◆ TASK TO COMPLETE
Which of the lines below mention the word "hours"? Pull each one out.

◆ DATA EXCERPTS
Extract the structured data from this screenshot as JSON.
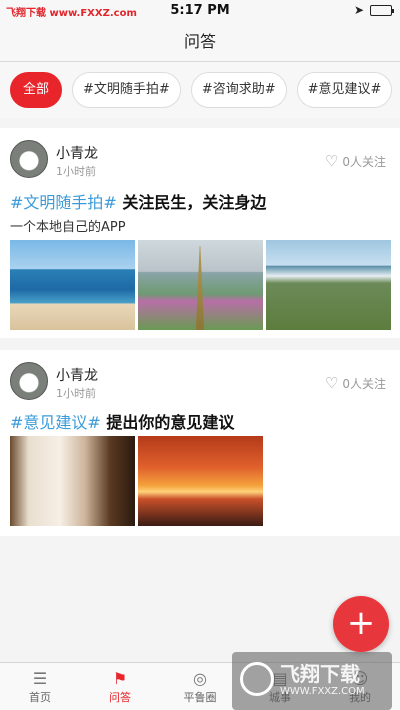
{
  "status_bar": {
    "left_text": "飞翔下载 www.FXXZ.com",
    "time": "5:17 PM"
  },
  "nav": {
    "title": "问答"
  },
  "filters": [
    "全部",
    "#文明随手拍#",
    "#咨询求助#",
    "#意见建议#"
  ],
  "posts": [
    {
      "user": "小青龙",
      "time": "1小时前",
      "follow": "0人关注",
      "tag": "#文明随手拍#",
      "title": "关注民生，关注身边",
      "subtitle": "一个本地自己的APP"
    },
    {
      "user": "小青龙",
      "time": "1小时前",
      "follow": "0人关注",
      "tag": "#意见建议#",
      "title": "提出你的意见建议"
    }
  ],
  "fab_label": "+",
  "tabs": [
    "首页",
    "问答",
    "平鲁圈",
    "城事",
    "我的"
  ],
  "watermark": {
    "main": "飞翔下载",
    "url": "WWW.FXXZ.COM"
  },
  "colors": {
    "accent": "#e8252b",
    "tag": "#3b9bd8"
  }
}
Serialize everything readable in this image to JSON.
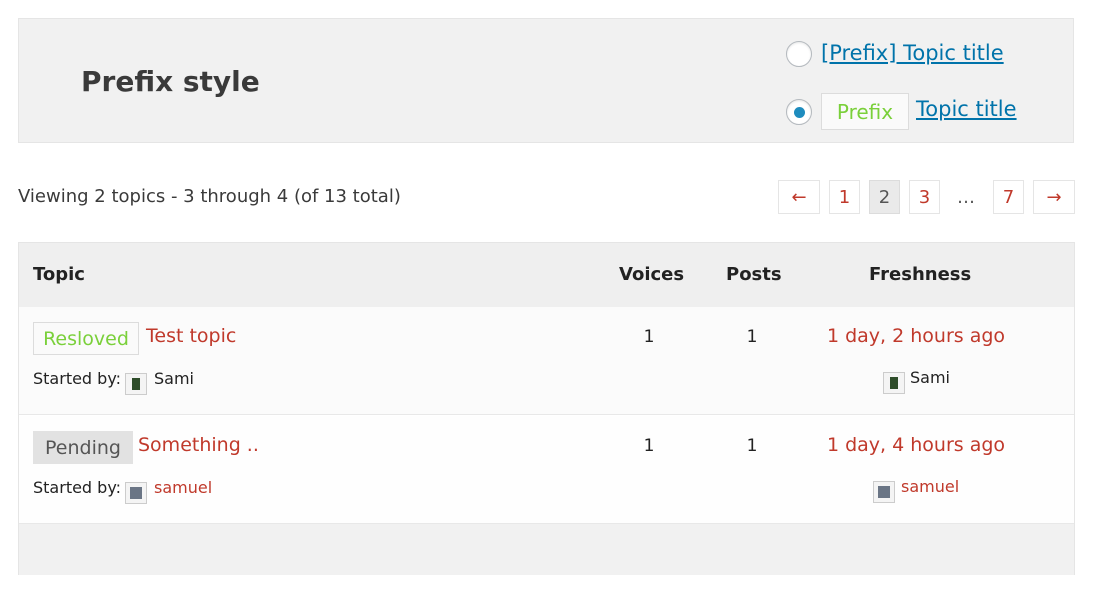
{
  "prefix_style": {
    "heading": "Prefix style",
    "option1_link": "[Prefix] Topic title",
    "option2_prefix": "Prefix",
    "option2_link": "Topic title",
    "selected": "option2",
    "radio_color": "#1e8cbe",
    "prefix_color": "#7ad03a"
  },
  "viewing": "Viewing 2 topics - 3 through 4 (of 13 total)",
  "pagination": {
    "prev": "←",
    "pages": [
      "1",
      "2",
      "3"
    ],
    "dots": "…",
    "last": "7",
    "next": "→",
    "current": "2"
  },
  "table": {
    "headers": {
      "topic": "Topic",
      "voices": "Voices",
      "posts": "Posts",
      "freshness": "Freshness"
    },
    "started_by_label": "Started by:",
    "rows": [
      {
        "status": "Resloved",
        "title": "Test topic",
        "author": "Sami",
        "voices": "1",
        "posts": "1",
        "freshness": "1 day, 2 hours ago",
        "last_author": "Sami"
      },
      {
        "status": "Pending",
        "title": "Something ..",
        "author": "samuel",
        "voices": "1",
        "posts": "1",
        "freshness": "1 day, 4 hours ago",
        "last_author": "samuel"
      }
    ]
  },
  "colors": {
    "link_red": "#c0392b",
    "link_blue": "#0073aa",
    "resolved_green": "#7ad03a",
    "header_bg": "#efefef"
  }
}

◆ TASK RESULT
        "freshness": "1 day, 2 hours ago",
        "freshness": "1 day, 4 hours ago",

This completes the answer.